- PROBLEM STATEMENT: What lines below hold the string "File"? Copy them all.

- DATA FOR THIS TASK:
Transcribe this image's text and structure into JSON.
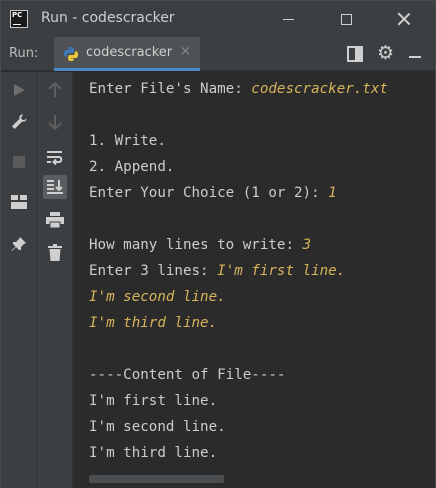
{
  "window": {
    "title": "Run - codescracker",
    "app_icon_text": "PC"
  },
  "tabbar": {
    "run_label": "Run:",
    "tab_label": "codescracker",
    "tab_close": "×"
  },
  "console": {
    "lines": [
      {
        "text": "Enter File's Name: ",
        "input": "codescracker.txt"
      },
      {
        "text": "",
        "input": ""
      },
      {
        "text": "1. Write.",
        "input": ""
      },
      {
        "text": "2. Append.",
        "input": ""
      },
      {
        "text": "Enter Your Choice (1 or 2): ",
        "input": "1"
      },
      {
        "text": "",
        "input": ""
      },
      {
        "text": "How many lines to write: ",
        "input": "3"
      },
      {
        "text": "Enter 3 lines: ",
        "input": "I'm first line."
      },
      {
        "text": "",
        "input": "I'm second line."
      },
      {
        "text": "",
        "input": "I'm third line."
      },
      {
        "text": "",
        "input": ""
      },
      {
        "text": "----Content of File----",
        "input": ""
      },
      {
        "text": "I'm first line.",
        "input": ""
      },
      {
        "text": "I'm second line.",
        "input": ""
      },
      {
        "text": "I'm third line.",
        "input": ""
      }
    ]
  },
  "colors": {
    "background": "#2b2b2b",
    "panel": "#3c3f41",
    "text": "#cccccc",
    "user_input": "#d7b45a",
    "tab_accent": "#4a88c7"
  }
}
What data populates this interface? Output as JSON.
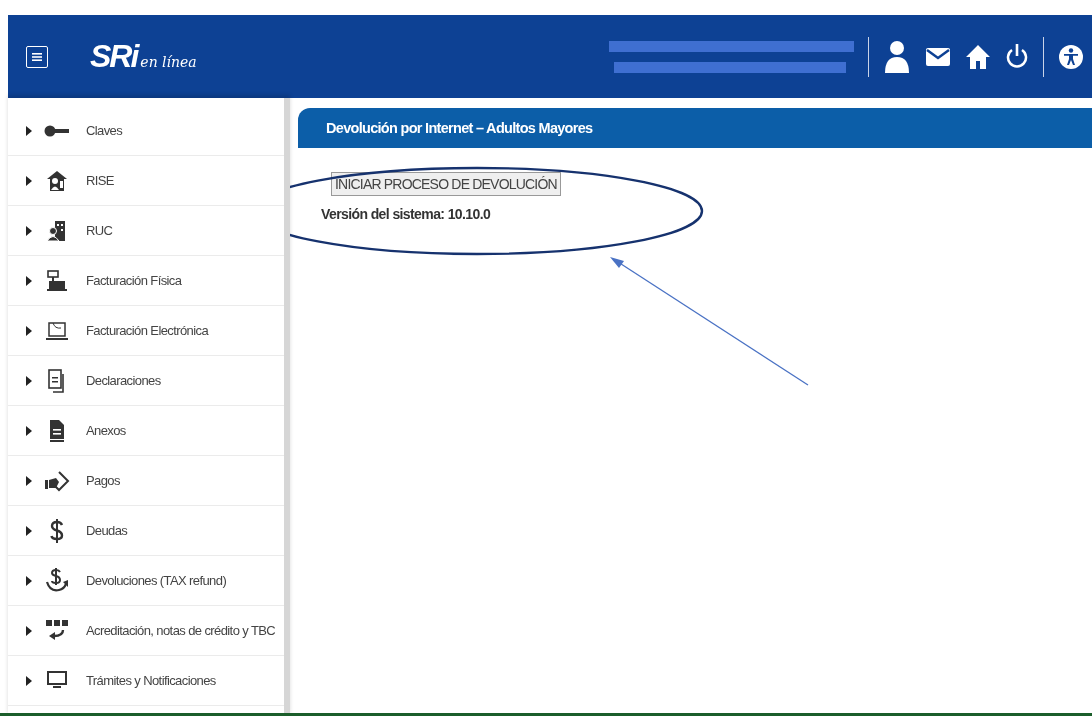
{
  "header": {
    "logo": {
      "brand": "SRi",
      "tagline": "en línea"
    }
  },
  "sidebar": {
    "items": [
      {
        "label": "Claves"
      },
      {
        "label": "RISE"
      },
      {
        "label": "RUC"
      },
      {
        "label": "Facturación Física"
      },
      {
        "label": "Facturación Electrónica"
      },
      {
        "label": "Declaraciones"
      },
      {
        "label": "Anexos"
      },
      {
        "label": "Pagos"
      },
      {
        "label": "Deudas"
      },
      {
        "label": "Devoluciones (TAX refund)"
      },
      {
        "label": "Acreditación, notas de crédito y TBC"
      },
      {
        "label": "Trámites y Notificaciones"
      }
    ]
  },
  "panel": {
    "title": "Devolución por Internet – Adultos Mayores",
    "button": "INICIAR PROCESO DE DEVOLUCIÓN",
    "version": "Versión del sistema: 10.10.0"
  }
}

- YOUR RESPONSE:
        "text": "Enter File's Name: ",
        "text": "----Content of File----",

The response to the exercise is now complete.